In approximately half as many pages as the Omnibus, Charles Burkhart has made another useful collection—Anthology for Musical Analysis. (New York: Holt, Rinehart and Winston, Inc., 1964. [xviii, 382 p., 4to; $7.00]). Burkhart numbers the bar beginning each system except the first of each piece, and he reproduces fifteen pieces by eight twentieth-century composers working since Debussy died. He provides four or five sentences of prose before each musical entry and includes translations of texts to follow. Here favorable comparison with the Music Scores Omnibus must end. The Anthology opens with works by Henry Purcell, a catch in open score and a recitative and aria from Dido and Aeneas in condensed score (an excerpt reprinted from the Dent edition). And thus the policies are set: no earlier music than baroque, and more condensation or reduction than is healthy for music students. The more luxuriously and more correctly made Omnibus offered the Purcell recitative with unrealized figured bass, "When I Am Laid in Earth" in open score, and the final chorus of the opera. The Anthology is poorer in full scores, includes piano arrangements of orchestral works by Wagner, Debussy, and Stravinsky, and reduces Pergolesi as well as Purcell. Nevertheless, a movement of Brahms's Violin Concerto is scored in full, as are a movement of a concerto grosso by Handel and a movement of Haydn's Symphony No. 101. Most of the Anthology is devoted to keyboard music or solo voice accompanied by keyboard (or a reduction for keyboard), so it is less catholic than the Omnibus.

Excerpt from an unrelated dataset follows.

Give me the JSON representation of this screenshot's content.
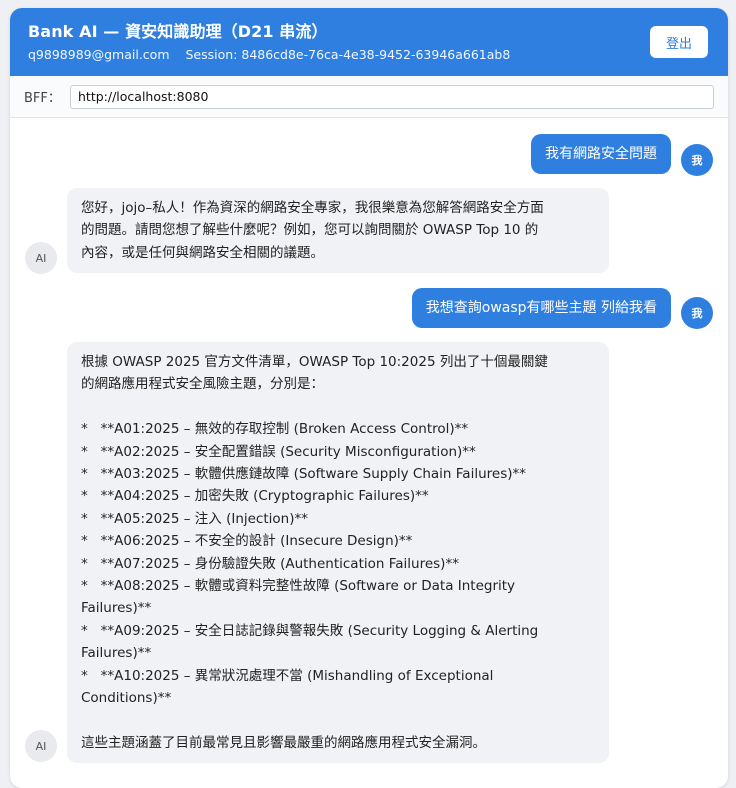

Still less satisfactory as an anthology is a Julliard entry—Gordon Hardy and Arnold Fish's A Workbook for Analysis: Music Literature. (New York: Dodd, Mead & Company, 1963. [x, 212 p., 4to; $3.75]). Melodic analysis is of course worthwhile, but printing without accompaniment short sections of melody lifted from sonatas, symphonies, concertos, and piano works is much less valuable than presenting entire works and allowing students to examine each melody in its full context. Most of the Workbook goes to short piano pieces, chorales, and songs. A few examples of figured bass, some piano-sonata movements, one string-quartet movement (in a Unit called "The Larger Forms"), and three orchestral excerpts in score complete the collection. Except for the lifting of melodies from context and a lack of bar numbers, nothing is especially "wrong" with the Workbook; it simply appears impoverished beside the Anthology and destitute beside the Omnibus.

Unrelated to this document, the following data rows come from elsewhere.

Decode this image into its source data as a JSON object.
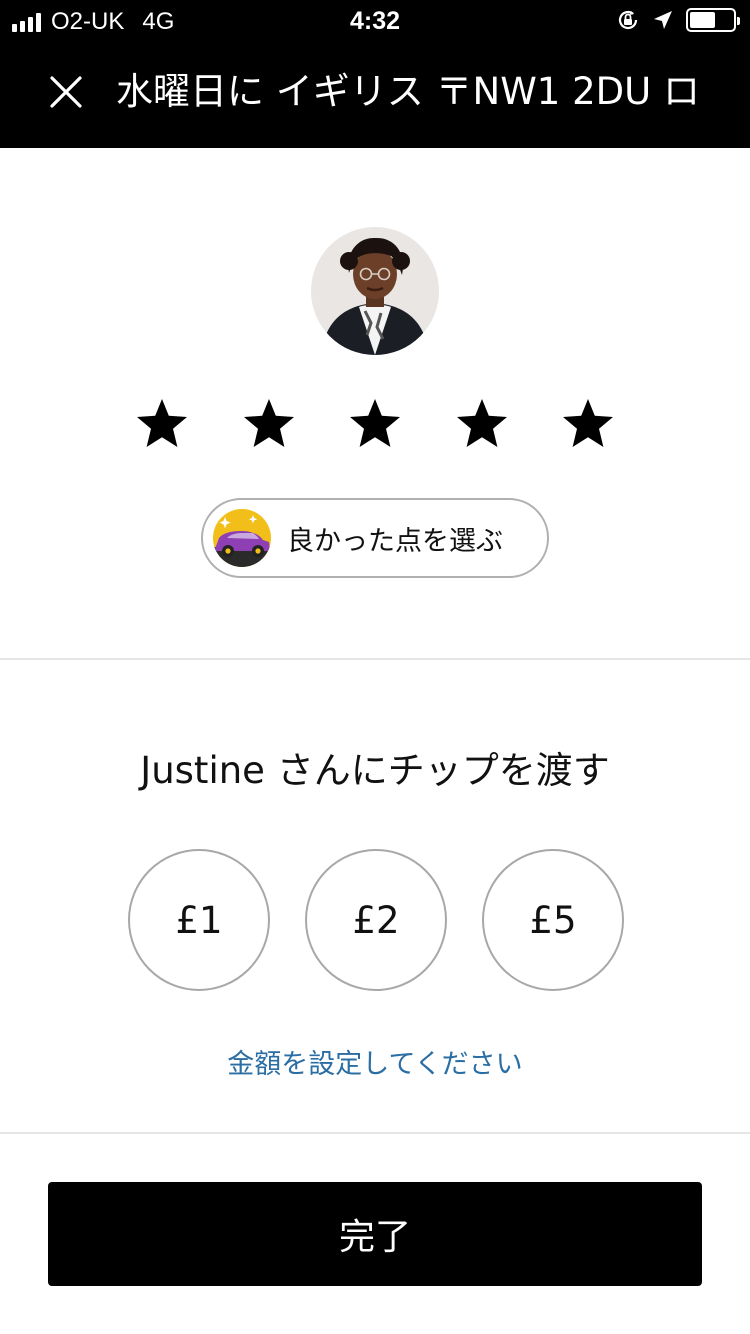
{
  "status_bar": {
    "carrier": "O2-UK",
    "network": "4G",
    "time": "4:32",
    "signal_bars": 4,
    "battery_level": 0.6,
    "icons": [
      "signal-icon",
      "orientation-lock-icon",
      "location-arrow-icon",
      "battery-icon"
    ]
  },
  "header": {
    "title": "水曜日に イギリス 〒NW1 2DU ロ",
    "close_icon": "close-icon"
  },
  "driver": {
    "avatar_icon": "driver-avatar"
  },
  "rating": {
    "max": 5,
    "stars": 5
  },
  "compliment": {
    "label": "良かった点を選ぶ",
    "icon": "car-compliment-icon"
  },
  "tip": {
    "title": "Justine さんにチップを渡す",
    "options": [
      "£1",
      "£2",
      "£5"
    ],
    "custom_label": "金額を設定してください"
  },
  "done": {
    "label": "完了"
  },
  "colors": {
    "bar_bg": "#000000",
    "text_primary": "#000000",
    "link": "#2b6ea3",
    "border": "#a8a8a8",
    "compliment_purple": "#8e3fb3",
    "compliment_gold": "#f2bf1a"
  }
}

The last and least of the anthologies hardly merits mention—Howard Murphy and Robert A. Melcher's Music for Study: A Source Book of Excerpts. (Englewood Cliffs, N.J.: Prentice-Hall, Inc., 1960. [x, 182 p., 4to; $3.95]). A serious and apparently high-minded introduction discusses—among other things—the necessity for exposing students to real music rather than exercises, the value of illustrations meaningfully long, and the purpose of score reading. Excerpt 1 is seven bars of Beethoven's "Eroica" Symphony neatly reduced to one treble and one bass clef, instruments unspecified. The editors' introduction is thereby made pretentious. Many "meaningful" lengths are four to eight bars; few are more than sixteen. An excerpt from The Creation has no accompaniment; Purcell's accompaniment and continuo for Dido are omitted; symphony fragments on two staves abound in the book—in short, as an anthology Music for Study is worthless. Greatly outdistanced by its more recent competition, the work was meant only to illustrate various chords, progressions, modulations, and forms in context. Still, "context" ought to mean whole pieces of music in score. The excerpts contained in Music for Study come exclusively from eighteenth- and nineteenth-century music.

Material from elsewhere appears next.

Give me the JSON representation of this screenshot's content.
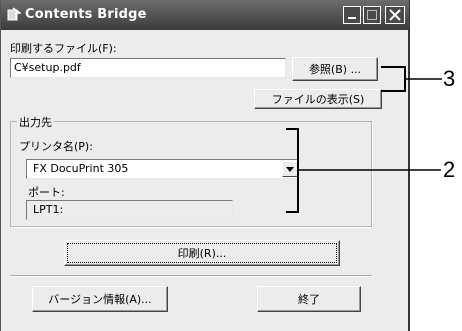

Whatever is responsible for the best of the cheap anthologies—New Criticism, existentialism, pedantry at last bored with itself—the study of music may easily be richer since the books' appearance. They can help focus the student on music, his proper object of study.

2923 Last modified on November 15, 2018